[Start of section]

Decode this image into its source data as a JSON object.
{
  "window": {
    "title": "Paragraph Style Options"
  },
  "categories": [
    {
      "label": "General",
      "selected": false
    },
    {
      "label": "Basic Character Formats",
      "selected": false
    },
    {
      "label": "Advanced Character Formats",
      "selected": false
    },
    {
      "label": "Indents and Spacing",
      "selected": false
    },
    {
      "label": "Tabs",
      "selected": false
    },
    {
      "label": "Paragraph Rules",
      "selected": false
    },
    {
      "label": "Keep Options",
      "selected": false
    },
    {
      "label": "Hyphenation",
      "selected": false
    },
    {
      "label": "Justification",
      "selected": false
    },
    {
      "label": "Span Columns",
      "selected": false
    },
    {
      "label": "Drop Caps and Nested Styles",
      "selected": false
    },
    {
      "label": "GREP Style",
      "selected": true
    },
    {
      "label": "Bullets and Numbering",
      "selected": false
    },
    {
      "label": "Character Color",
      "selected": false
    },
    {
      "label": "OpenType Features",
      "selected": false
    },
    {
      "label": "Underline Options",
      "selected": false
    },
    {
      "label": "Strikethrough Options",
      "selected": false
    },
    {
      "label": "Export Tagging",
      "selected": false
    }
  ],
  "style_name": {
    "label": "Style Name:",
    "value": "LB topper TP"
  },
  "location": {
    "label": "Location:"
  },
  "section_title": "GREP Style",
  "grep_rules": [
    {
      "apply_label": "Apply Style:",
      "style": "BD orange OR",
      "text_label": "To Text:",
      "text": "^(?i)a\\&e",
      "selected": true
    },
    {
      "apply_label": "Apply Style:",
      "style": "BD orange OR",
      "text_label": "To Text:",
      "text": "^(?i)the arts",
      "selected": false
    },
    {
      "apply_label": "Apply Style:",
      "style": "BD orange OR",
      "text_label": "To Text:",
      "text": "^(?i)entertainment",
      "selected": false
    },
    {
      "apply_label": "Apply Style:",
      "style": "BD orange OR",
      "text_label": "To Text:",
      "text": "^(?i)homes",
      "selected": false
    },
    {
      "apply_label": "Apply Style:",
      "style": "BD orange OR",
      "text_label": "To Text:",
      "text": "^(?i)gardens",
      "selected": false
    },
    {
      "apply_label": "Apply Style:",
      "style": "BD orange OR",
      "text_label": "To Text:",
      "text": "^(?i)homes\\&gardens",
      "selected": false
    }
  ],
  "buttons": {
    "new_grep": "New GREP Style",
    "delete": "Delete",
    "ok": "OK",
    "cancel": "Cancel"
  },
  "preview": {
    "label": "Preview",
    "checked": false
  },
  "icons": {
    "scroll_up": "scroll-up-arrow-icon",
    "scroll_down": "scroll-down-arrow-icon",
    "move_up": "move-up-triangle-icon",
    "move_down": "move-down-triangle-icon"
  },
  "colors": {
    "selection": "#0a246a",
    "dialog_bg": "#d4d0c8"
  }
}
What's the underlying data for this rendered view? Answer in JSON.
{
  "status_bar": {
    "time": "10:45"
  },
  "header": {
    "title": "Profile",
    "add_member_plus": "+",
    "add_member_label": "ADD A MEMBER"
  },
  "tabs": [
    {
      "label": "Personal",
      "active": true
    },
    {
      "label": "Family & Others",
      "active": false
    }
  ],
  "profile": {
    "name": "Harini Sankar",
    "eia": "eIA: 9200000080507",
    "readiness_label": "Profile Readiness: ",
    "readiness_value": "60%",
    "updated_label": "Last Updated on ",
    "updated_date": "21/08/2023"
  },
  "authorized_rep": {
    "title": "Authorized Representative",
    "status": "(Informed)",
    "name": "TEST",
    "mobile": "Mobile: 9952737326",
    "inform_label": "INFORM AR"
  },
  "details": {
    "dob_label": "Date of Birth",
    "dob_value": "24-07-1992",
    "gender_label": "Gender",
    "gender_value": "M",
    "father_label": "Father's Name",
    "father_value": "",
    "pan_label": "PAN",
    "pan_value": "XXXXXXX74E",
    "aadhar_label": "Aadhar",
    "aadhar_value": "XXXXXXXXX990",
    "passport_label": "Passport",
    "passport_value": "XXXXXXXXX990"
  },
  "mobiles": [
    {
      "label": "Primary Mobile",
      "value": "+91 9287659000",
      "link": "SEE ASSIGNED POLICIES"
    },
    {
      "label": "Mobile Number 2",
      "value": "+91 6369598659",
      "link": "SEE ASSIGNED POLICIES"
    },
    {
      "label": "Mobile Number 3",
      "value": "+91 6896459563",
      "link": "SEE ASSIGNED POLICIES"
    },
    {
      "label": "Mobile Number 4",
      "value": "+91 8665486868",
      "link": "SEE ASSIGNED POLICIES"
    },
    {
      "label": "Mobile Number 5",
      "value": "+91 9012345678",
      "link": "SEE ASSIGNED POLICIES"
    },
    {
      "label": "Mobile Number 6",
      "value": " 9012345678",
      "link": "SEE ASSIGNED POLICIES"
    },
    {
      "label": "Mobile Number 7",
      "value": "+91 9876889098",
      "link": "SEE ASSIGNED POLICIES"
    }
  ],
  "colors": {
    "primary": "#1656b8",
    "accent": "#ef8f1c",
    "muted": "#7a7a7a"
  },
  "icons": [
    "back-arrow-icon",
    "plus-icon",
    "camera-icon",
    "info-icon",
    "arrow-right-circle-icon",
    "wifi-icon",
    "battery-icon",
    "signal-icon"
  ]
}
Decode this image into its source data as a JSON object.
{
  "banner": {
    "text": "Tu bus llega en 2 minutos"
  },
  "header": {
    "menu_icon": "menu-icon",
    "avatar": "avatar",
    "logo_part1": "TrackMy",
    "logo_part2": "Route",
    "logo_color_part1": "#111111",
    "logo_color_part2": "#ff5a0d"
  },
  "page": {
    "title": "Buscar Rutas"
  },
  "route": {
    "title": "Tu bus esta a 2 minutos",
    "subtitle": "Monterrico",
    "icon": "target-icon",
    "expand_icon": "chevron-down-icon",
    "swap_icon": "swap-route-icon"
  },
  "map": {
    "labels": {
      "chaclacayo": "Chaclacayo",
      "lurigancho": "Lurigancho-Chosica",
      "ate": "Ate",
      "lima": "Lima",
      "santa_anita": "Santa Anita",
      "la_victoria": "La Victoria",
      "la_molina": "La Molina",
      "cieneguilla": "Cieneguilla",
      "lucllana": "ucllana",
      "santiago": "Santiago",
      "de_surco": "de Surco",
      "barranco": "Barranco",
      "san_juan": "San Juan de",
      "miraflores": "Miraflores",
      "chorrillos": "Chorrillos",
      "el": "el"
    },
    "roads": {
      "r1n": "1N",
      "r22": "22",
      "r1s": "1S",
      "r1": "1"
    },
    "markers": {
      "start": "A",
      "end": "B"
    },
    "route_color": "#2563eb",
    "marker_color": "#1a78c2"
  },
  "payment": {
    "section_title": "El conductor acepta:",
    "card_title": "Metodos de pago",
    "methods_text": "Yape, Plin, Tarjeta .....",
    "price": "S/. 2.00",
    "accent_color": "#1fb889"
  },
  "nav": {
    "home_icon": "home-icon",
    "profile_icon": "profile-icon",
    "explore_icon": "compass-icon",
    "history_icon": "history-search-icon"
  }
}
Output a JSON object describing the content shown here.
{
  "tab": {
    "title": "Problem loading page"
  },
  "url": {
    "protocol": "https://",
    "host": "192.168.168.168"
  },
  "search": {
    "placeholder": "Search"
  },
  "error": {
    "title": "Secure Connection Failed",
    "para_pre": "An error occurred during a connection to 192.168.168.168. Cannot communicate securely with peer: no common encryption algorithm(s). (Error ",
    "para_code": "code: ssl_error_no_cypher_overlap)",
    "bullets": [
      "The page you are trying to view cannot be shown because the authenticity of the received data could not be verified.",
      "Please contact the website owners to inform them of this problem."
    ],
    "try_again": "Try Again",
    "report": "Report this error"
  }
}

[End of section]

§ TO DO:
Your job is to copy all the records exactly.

§ YOUR RESPONSE:
Decode this image into its source data as a JSON object.
{
  "window": {
    "title": "Paragraph Style Options"
  },
  "categories": [
    {
      "label": "General",
      "selected": false
    },
    {
      "label": "Basic Character Formats",
      "selected": false
    },
    {
      "label": "Advanced Character Formats",
      "selected": false
    },
    {
      "label": "Indents and Spacing",
      "selected": false
    },
    {
      "label": "Tabs",
      "selected": false
    },
    {
      "label": "Paragraph Rules",
      "selected": false
    },
    {
      "label": "Keep Options",
      "selected": false
    },
    {
      "label": "Hyphenation",
      "selected": false
    },
    {
      "label": "Justification",
      "selected": false
    },
    {
      "label": "Span Columns",
      "selected": false
    },
    {
      "label": "Drop Caps and Nested Styles",
      "selected": false
    },
    {
      "label": "GREP Style",
      "selected": true
    },
    {
      "label": "Bullets and Numbering",
      "selected": false
    },
    {
      "label": "Character Color",
      "selected": false
    },
    {
      "label": "OpenType Features",
      "selected": false
    },
    {
      "label": "Underline Options",
      "selected": false
    },
    {
      "label": "Strikethrough Options",
      "selected": false
    },
    {
      "label": "Export Tagging",
      "selected": false
    }
  ],
  "style_name": {
    "label": "Style Name:",
    "value": "LB topper TP"
  },
  "location": {
    "label": "Location:"
  },
  "section_title": "GREP Style",
  "grep_rules": [
    {
      "apply_label": "Apply Style:",
      "style": "BD orange OR",
      "text_label": "To Text:",
      "text": "^(?i)a\\&e",
      "selected": true
    },
    {
      "apply_label": "Apply Style:",
      "style": "BD orange OR",
      "text_label": "To Text:",
      "text": "^(?i)the arts",
      "selected": false
    },
    {
      "apply_label": "Apply Style:",
      "style": "BD orange OR",
      "text_label": "To Text:",
      "text": "^(?i)entertainment",
      "selected": false
    },
    {
      "apply_label": "Apply Style:",
      "style": "BD orange OR",
      "text_label": "To Text:",
      "text": "^(?i)homes",
      "selected": false
    },
    {
      "apply_label": "Apply Style:",
      "style": "BD orange OR",
      "text_label": "To Text:",
      "text": "^(?i)gardens",
      "selected": false
    },
    {
      "apply_label": "Apply Style:",
      "style": "BD orange OR",
      "text_label": "To Text:",
      "text": "^(?i)homes\\&gardens",
      "selected": false
    }
  ],
  "buttons": {
    "new_grep": "New GREP Style",
    "delete": "Delete",
    "ok": "OK",
    "cancel": "Cancel"
  },
  "preview": {
    "label": "Preview",
    "checked": false
  },
  "icons": {
    "scroll_up": "scroll-up-arrow-icon",
    "scroll_down": "scroll-down-arrow-icon",
    "move_up": "move-up-triangle-icon",
    "move_down": "move-down-triangle-icon"
  },
  "colors": {
    "selection": "#0a246a",
    "dialog_bg": "#d4d0c8"
  }
}
What's the underlying data for this rendered view? Answer in JSON.
{
  "status_bar": {
    "time": "10:45"
  },
  "header": {
    "title": "Profile",
    "add_member_plus": "+",
    "add_member_label": "ADD A MEMBER"
  },
  "tabs": [
    {
      "label": "Personal",
      "active": true
    },
    {
      "label": "Family & Others",
      "active": false
    }
  ],
  "profile": {
    "name": "Harini Sankar",
    "eia": "eIA: 9200000080507",
    "readiness_label": "Profile Readiness: ",
    "readiness_value": "60%",
    "updated_label": "Last Updated on ",
    "updated_date": "21/08/2023"
  },
  "authorized_rep": {
    "title": "Authorized Representative",
    "status": "(Informed)",
    "name": "TEST",
    "mobile": "Mobile: 9952737326",
    "inform_label": "INFORM AR"
  },
  "details": {
    "dob_label": "Date of Birth",
    "dob_value": "24-07-1992",
    "gender_label": "Gender",
    "gender_value": "M",
    "father_label": "Father's Name",
    "father_value": "",
    "pan_label": "PAN",
    "pan_value": "XXXXXXX74E",
    "aadhar_label": "Aadhar",
    "aadhar_value": "XXXXXXXXX990",
    "passport_label": "Passport",
    "passport_value": "XXXXXXXXX990"
  },
  "mobiles": [
    {
      "label": "Primary Mobile",
      "value": "+91 9287659000",
      "link": "SEE ASSIGNED POLICIES"
    },
    {
      "label": "Mobile Number 2",
      "value": "+91 6369598659",
      "link": "SEE ASSIGNED POLICIES"
    },
    {
      "label": "Mobile Number 3",
      "value": "+91 6896459563",
      "link": "SEE ASSIGNED POLICIES"
    },
    {
      "label": "Mobile Number 4",
      "value": "+91 8665486868",
      "link": "SEE ASSIGNED POLICIES"
    },
    {
      "label": "Mobile Number 5",
      "value": "+91 9012345678",
      "link": "SEE ASSIGNED POLICIES"
    },
    {
      "label": "Mobile Number 6",
      "value": " 9012345678",
      "link": "SEE ASSIGNED POLICIES"
    },
    {
      "label": "Mobile Number 7",
      "value": "+91 9876889098",
      "link": "SEE ASSIGNED POLICIES"
    }
  ],
  "colors": {
    "primary": "#1656b8",
    "accent": "#ef8f1c",
    "muted": "#7a7a7a"
  },
  "icons": [
    "back-arrow-icon",
    "plus-icon",
    "camera-icon",
    "info-icon",
    "arrow-right-circle-icon",
    "wifi-icon",
    "battery-icon",
    "signal-icon"
  ]
}
Decode this image into its source data as a JSON object.
{
  "banner": {
    "text": "Tu bus llega en 2 minutos"
  },
  "header": {
    "menu_icon": "menu-icon",
    "avatar": "avatar",
    "logo_part1": "TrackMy",
    "logo_part2": "Route",
    "logo_color_part1": "#111111",
    "logo_color_part2": "#ff5a0d"
  },
  "page": {
    "title": "Buscar Rutas"
  },
  "route": {
    "title": "Tu bus esta a 2 minutos",
    "subtitle": "Monterrico",
    "icon": "target-icon",
    "expand_icon": "chevron-down-icon",
    "swap_icon": "swap-route-icon"
  },
  "map": {
    "labels": {
      "chaclacayo": "Chaclacayo",
      "lurigancho": "Lurigancho-Chosica",
      "ate": "Ate",
      "lima": "Lima",
      "santa_anita": "Santa Anita",
      "la_victoria": "La Victoria",
      "la_molina": "La Molina",
      "cieneguilla": "Cieneguilla",
      "lucllana": "ucllana",
      "santiago": "Santiago",
      "de_surco": "de Surco",
      "barranco": "Barranco",
      "san_juan": "San Juan de",
      "miraflores": "Miraflores",
      "chorrillos": "Chorrillos",
      "el": "el"
    },
    "roads": {
      "r1n": "1N",
      "r22": "22",
      "r1s": "1S",
      "r1": "1"
    },
    "markers": {
      "start": "A",
      "end": "B"
    },
    "route_color": "#2563eb",
    "marker_color": "#1a78c2"
  },
  "payment": {
    "section_title": "El conductor acepta:",
    "card_title": "Metodos de pago",
    "methods_text": "Yape, Plin, Tarjeta .....",
    "price": "S/. 2.00",
    "accent_color": "#1fb889"
  },
  "nav": {
    "home_icon": "home-icon",
    "profile_icon": "profile-icon",
    "explore_icon": "compass-icon",
    "history_icon": "history-search-icon"
  }
}
Output a JSON object describing the content shown here.
{
  "tab": {
    "title": "Problem loading page"
  },
  "url": {
    "protocol": "https://",
    "host": "192.168.168.168"
  },
  "search": {
    "placeholder": "Search"
  },
  "error": {
    "title": "Secure Connection Failed",
    "para_pre": "An error occurred during a connection to 192.168.168.168. Cannot communicate securely with peer: no common encryption algorithm(s). (Error ",
    "para_code": "code: ssl_error_no_cypher_overlap)",
    "bullets": [
      "The page you are trying to view cannot be shown because the authenticity of the received data could not be verified.",
      "Please contact the website owners to inform them of this problem."
    ],
    "try_again": "Try Again",
    "report": "Report this error"
  }
}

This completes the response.